A simple breath test could be used to diagnose lung infections such as TB by identifying bacterial "fingerprints", scientists have said.
Researchers distinguished between different types and strains of bacteria by testing the breath of mice.
A scaled-up version of the technique could reduce the time it takes to diagnose lung infections in humans from days and weeks to just minutes, it is claimed.
Dr Jane Hill, one of the US scientists from the University of Vermont, said: "Traditional methods employed to diagnose bacterial infections of the lung require the collection of a sample that is then used to grow bacteria.
"The isolated colony of bacteria is then biochemically tested to classify it and to see how resistant it is to antibiotics. This whole process can take days for some of the common bacteria and even weeks for the causative agent for tuberculosis.
"Breath analysis would reduce the time-to-diagnosis to just minutes."
The team analysed volatile organic compounds (VOCs) given off by two common bugs that infect lungs, Pseudomonas aeruginosa and Staphylococcus aureus. Mice infected with the bacteria had their breath sampled after 24 hours.
The results, published in the Journal of Breath Research, showed statistically significant differences between the breath profiles of infected and uninfected mice.
The test was not only able to tell the species of bacteria apart, but also identify two different strains of one of the bugs.

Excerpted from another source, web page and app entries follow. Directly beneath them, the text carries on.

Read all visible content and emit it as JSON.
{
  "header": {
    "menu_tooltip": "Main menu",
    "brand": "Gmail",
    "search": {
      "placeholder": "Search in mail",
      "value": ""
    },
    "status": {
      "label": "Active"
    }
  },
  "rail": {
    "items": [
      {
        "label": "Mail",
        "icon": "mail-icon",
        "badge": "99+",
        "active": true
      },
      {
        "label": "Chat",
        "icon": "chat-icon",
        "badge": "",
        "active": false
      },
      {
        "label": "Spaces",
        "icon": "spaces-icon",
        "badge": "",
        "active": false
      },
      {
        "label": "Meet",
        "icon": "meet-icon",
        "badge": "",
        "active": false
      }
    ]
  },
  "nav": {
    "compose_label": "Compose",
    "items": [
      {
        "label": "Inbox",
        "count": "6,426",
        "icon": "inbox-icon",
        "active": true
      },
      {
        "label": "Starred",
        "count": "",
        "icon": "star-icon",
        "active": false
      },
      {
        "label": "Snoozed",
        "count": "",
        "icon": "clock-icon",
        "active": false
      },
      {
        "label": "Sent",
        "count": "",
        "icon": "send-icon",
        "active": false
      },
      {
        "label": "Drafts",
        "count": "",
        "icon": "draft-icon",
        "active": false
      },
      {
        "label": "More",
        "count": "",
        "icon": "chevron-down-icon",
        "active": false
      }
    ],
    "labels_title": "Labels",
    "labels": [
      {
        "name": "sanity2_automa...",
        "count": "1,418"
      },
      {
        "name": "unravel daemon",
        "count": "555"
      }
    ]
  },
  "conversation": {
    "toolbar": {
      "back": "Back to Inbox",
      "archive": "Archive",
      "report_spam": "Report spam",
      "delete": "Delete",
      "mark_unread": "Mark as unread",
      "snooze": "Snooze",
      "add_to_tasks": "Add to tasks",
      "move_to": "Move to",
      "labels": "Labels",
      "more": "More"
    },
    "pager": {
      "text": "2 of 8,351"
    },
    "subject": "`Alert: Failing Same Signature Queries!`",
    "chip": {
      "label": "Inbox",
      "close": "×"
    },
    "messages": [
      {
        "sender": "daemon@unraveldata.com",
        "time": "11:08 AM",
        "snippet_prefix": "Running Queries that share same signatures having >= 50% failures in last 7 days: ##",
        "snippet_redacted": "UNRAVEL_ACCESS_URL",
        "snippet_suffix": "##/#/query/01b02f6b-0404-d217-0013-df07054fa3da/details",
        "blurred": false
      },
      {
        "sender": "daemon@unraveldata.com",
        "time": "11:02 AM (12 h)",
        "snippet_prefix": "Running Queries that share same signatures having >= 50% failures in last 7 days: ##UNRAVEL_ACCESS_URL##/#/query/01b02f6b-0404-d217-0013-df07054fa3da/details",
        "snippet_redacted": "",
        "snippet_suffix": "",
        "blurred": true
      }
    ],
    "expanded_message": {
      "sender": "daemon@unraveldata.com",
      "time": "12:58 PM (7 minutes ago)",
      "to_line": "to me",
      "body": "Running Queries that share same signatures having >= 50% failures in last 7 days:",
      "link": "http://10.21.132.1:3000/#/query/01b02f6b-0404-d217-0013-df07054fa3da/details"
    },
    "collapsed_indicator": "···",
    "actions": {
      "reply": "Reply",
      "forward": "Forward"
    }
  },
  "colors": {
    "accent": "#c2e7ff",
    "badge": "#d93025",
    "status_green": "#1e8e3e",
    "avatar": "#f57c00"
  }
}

"I suspect that we will also be able to distinguish between bacterial, viral and fungal infections of the lung," said Dr Hill. "To that end, we are now collaborating with colleagues to sample patients in order to demonstrate the strengths, as well as limitations, of breath analysis more comprehensively."